Through the past 50 years, Oregon has evolved into a world-class wine growing state with nearly 500 wineries producing wines from 72 different grape varieties.
Can't wait to visit Oregon? Open a bottle of Oregon wine. Depending on the vintage, you’ll taste the diversity of Oregon terroir in its flavors—ranging from a delicate apple blossom to leathery licorice root. To enhance your tasting experience, pair your next sip with food.
Blessed with one of the most diverse climates in the world, Oregon is a fascinating place to grow wine.
Ohhh Oregon—A foodie tour of some wonderful dishes and wines…all from Oregon
Just 40 years ago, there were only five wineries in the whole of Oregon. Today, the bountiful state boasts more than 400. Large or small, they tend to be approachable family-owned operations, with inspiring stories to tell. Here are some of our favorites.

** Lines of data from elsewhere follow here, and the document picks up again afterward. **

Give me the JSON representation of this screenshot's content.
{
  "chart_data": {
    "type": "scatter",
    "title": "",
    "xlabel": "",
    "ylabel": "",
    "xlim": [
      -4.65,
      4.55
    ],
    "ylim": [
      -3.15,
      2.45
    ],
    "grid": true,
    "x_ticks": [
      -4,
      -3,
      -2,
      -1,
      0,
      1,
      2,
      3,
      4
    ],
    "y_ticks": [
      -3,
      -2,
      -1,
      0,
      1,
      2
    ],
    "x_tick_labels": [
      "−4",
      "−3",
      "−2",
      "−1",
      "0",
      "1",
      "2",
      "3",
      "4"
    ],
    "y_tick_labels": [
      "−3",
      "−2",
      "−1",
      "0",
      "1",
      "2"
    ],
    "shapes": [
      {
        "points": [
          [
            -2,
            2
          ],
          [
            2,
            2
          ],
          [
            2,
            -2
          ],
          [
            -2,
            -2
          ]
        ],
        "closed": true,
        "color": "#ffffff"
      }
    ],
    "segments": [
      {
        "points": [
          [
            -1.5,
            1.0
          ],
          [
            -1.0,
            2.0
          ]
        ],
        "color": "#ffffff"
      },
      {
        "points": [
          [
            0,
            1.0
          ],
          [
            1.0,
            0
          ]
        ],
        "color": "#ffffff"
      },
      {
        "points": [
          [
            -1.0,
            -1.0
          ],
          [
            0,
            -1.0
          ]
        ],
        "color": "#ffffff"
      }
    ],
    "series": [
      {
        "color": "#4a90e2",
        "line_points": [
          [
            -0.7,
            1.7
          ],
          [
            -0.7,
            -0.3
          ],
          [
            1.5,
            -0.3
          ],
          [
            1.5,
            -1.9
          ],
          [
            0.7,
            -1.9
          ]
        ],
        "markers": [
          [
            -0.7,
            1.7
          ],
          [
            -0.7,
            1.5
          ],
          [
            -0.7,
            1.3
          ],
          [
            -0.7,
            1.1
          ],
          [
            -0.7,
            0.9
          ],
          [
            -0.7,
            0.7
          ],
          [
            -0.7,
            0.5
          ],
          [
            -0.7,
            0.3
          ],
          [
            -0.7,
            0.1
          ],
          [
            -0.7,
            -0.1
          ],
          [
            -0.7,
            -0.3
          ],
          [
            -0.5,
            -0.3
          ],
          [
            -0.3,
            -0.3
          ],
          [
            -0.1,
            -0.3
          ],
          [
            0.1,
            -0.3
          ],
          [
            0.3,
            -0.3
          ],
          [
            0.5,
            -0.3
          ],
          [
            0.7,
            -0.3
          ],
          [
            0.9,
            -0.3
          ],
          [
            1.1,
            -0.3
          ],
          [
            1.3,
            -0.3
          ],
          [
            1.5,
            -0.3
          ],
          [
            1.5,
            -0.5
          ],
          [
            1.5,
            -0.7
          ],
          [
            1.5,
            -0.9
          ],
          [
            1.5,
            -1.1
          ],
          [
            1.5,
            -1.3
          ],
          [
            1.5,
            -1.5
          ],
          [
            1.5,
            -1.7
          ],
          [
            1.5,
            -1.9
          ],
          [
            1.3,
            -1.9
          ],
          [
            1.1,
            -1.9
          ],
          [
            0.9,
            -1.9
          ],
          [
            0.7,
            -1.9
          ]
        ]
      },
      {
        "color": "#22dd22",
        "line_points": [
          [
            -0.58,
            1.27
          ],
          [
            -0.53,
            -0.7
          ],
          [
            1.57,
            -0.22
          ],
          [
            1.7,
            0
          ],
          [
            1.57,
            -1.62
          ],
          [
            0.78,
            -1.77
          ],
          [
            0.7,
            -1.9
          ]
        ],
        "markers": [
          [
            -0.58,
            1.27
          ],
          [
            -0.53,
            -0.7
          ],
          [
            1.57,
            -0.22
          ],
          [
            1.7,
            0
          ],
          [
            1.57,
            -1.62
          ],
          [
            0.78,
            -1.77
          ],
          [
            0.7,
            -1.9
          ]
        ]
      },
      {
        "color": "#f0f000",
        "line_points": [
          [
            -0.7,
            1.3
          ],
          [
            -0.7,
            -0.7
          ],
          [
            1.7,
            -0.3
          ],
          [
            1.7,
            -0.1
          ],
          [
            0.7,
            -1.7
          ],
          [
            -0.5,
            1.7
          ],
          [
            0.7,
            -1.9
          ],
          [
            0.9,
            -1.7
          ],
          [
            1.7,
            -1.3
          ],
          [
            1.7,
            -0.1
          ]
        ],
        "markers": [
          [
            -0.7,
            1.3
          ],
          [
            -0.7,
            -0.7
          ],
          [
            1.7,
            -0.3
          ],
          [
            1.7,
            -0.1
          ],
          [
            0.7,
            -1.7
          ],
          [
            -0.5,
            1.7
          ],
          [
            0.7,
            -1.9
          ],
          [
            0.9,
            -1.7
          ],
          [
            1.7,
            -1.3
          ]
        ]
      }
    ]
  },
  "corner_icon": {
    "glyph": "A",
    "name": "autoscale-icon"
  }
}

Travel alongside Touring & Tasting editor through Oregon's wine country and discover the best places to tour, taste, and stay.
Experience the diversity of Oregon wine country while honoring the pioneer winegrowers and winemakers who first blazed its trails.
Discover why locals, and tourists alike, love to eat and drink local in Oregon wine country.
Taste your way through Applegate Valley.
Applegate Valley is a sub-appellation of the larger Rogue Valley AVA in Southern Oregon. It stretches 50 miles north from the California border to the Rogue River just west of Grants Pass. Stop and taste at some of the 23 wineries who call this valley home.
Our trail starts at Woohlridge Vineyards, where varietal wines, under the Wooldridge Creek label, express true varietal and vineyard character. Sit and sip inside the tasting room by a hearty fire or picnic at the outdoor patio and try and catch a glimpse of the abundant wildlife that rambles through their property. Next stop is Troon Vineyards, where they are dedicated to "Good Times & Fine Wines." The muti-building complex is reminiscent of a French villa, and known for their signature Zinfandel, Tannat, Vermentino and unique blends. The next stop is Schmidt Family Vineyards for some Northwest elegance. Schmidt wines are predominantly estate grown with an eye towards quality rather than quantity. This trail ends at Bridgeview Vineyards and Winery where you can visit the winery, sit on the deck, and watch the sun set behind the mountains with a glass of wine in hand. You even have the option of staying overnight at Bridgeview’s B&B, the Kerbyville Inn.